If Facebook, Instagram, YouTube and others have livestream capabilities or all, why can’t LinkedIn have the same? Especially for those who are consistently creating content specifically for LinkedIn’s audiences?
Microsoft, one of the world’s most valuable companies, acquired LinkedIn for $26.2 billion. Microsoft has an incredible tech and user experience infrastructure, not to mention cloud capabilities. Oh, and money. Microsoft has a lot of money. And yet getting into LinkedIn Live is still a struggle.
I eventually got LinkedIn Live – here’s my experience so far
I ended up applying for LinkedIn Live twice, and I got the same canned email response both times. thanking me for using LinkedIn and for applying to be a LinkedIn Live broadcaster, asking me to wait for them to review and approve my application.
Eventually, several months later, I got good news – I was approved for LinkedIn Live!
This was in June 2020, and as of this article, I’ve now been using LinkedIn Live for about a year. Overall it’s been great, there are a few things that I’d love to see updated or changed with the experience:
1. First, there’s no native LinkedIn broadcasting tool. I don’t find this too annoying since I stream using streamyard, which allows me to go live on LinkedIn, YouTube and Facebook at the same time. Still, for those who only want to share content on LinkedIn, this forces them to use a third-party tool even if they only want to stream on one platform.
2. Second, there’s no centralized place for all my recorded livestreams. YouTube, for example, makes this super easy but grouping livestreams together (and otherwise allowing users to create playlists, etc.). LinkedIn just throws your live stream recording into a running feed of all your “posts” which makes it annoying to find later on.
3. Third, accessing comments after the stream has concluded is nearly impossible. Sometimes people watch a livestream after it’s done and still leave comments. I see those comments and want to reply, but when I click on them, it just brings me to my video, starts it from the beginning, and makes it nearly impossible to find the comment.
4. Finally, video content on LinkedIn just doesn’t do as well from an algorithmic perspective. When LinkedIn first rolled out video, they were really pushing it to uses. But now video content has pretty terrible engagement as opposed to photos or text-only posts. For example, my videos typically get about 1,000 views whereas when I post photos or text-only content, my average views shoot up to around 3,000 to 7,000 views. That’s a big difference!
Still, LinkedIn Live is definitely work it for immigration professionals. Here’s why.
Despite the challenges with LinkedIn live, to me, it’s totally worth it, especially for immigration professionals, and ESPECIALLY now as COVID continues to impact the entire world.

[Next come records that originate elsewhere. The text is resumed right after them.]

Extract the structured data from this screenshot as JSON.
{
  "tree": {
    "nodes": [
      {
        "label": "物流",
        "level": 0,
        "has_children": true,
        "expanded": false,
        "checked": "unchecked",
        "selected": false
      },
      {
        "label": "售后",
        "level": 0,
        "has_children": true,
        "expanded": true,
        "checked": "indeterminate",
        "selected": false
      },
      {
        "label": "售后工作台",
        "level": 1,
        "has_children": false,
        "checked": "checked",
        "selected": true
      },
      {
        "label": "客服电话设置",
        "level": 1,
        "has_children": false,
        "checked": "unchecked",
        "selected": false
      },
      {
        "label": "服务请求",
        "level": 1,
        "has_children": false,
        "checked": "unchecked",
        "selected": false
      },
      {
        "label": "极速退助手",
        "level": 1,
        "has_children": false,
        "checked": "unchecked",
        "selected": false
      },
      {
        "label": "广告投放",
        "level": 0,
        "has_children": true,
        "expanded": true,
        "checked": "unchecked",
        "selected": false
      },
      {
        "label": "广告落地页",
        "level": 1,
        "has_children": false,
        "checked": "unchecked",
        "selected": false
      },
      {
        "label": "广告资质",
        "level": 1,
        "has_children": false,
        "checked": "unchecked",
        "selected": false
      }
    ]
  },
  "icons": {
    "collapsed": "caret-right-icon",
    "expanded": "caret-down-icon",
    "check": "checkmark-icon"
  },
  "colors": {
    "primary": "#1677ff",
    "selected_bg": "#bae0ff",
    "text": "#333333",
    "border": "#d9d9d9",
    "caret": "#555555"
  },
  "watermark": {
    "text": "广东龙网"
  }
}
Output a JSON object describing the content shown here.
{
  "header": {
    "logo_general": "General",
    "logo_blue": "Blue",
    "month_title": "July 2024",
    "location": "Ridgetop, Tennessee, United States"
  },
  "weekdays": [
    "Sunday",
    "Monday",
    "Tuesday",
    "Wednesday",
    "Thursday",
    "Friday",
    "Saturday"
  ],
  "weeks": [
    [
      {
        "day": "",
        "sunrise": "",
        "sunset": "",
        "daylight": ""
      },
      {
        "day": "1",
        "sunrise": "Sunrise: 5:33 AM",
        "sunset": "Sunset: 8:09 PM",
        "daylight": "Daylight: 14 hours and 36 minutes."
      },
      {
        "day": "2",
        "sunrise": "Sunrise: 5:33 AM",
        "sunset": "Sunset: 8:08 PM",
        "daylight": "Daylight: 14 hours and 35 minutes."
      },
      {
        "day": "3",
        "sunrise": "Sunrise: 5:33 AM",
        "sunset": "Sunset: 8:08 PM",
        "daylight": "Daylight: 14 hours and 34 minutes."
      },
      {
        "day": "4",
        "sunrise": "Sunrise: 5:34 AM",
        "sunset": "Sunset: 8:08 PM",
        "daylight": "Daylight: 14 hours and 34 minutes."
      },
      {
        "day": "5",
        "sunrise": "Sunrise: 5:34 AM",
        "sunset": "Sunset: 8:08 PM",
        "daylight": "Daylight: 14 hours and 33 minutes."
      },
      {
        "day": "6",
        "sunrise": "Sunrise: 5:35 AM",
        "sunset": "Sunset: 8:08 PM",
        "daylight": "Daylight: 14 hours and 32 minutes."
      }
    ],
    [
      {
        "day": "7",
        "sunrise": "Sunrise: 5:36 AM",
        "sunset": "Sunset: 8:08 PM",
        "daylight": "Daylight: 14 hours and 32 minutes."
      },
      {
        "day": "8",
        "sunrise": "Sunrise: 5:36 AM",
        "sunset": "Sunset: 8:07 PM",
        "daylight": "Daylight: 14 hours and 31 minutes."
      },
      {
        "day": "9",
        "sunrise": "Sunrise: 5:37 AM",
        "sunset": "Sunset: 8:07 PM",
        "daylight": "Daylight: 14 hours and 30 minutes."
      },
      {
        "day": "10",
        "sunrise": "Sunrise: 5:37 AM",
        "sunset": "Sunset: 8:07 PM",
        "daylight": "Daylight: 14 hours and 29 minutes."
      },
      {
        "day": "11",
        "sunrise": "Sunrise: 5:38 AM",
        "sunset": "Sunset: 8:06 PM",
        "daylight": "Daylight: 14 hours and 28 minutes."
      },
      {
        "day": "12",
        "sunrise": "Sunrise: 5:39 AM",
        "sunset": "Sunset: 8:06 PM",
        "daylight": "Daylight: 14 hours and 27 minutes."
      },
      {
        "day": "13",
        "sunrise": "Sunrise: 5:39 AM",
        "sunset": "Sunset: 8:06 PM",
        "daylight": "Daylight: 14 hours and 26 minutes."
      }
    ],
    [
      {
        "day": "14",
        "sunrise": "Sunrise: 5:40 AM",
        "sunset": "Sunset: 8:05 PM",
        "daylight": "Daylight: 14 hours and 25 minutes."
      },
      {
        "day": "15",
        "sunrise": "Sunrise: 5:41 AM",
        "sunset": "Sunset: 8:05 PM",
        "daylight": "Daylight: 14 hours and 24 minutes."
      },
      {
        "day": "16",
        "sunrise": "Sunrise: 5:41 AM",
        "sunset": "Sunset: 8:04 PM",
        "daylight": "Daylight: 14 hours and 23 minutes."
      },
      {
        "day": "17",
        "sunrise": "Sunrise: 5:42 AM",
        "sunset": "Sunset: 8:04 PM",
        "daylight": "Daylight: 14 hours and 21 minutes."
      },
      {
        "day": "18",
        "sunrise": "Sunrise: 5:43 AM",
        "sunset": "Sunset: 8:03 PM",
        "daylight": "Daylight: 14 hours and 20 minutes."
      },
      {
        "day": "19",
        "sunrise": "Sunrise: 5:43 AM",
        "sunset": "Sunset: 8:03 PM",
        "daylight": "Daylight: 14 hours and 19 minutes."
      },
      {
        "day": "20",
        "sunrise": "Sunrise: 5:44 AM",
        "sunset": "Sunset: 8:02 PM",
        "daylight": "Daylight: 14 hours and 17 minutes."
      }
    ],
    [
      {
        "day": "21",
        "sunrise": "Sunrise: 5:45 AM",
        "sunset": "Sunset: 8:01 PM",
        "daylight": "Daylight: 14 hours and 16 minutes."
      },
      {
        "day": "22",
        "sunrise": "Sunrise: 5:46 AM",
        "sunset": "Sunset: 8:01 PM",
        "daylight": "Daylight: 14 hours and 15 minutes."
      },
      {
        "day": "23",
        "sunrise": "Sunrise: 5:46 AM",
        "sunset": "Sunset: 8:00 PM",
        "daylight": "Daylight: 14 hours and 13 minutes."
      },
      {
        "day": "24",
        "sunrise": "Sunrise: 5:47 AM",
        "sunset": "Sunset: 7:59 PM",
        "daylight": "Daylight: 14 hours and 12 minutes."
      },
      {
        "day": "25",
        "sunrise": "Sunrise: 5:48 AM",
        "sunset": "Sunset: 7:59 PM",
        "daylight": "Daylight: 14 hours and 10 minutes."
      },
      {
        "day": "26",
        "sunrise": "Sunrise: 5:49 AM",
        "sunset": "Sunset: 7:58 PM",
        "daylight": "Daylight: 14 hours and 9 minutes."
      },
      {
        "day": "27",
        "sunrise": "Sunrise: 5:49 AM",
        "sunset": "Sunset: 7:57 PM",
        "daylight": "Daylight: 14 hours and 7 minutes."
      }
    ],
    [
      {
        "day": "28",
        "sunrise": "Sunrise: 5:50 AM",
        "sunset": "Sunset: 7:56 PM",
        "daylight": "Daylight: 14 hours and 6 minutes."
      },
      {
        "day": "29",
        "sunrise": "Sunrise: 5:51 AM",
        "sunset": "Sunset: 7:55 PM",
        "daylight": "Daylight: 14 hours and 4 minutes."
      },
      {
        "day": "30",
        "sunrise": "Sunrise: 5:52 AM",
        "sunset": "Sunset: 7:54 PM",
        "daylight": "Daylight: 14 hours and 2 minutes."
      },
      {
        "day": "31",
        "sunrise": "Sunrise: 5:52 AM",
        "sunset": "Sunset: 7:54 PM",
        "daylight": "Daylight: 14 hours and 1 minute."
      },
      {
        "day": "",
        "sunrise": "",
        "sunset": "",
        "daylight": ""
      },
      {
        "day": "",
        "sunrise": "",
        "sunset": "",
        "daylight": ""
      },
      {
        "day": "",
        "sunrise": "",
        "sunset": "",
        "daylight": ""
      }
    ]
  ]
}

From a branding and marketing perspective, going live is an incredible way to truly connect with your followers, whether you have 100 or 100,000. They get to see your face, hear your voice, learn from you, and best of all, interact with you via questions or comments.
Plus, from a legal standpoint, people around the world want to keep up-to-date on the ever-changing immigration and mobility trends, laws and policies that shape the global economy. By going live, especially regularly, immigration lawyers and other professionals in the industry can keep their peers, clients and colleagues updated on the latest immigration and travel news.
Have you successfully used or tried using LinkedIn live? I would love to hear about your experiences. Connect with me on LinkedIn, shoot me a DM, or join GMI Rocket Slack channel to discuss LinkedIn and other digital marketing topics with other like-minded immigration and mobility professionals!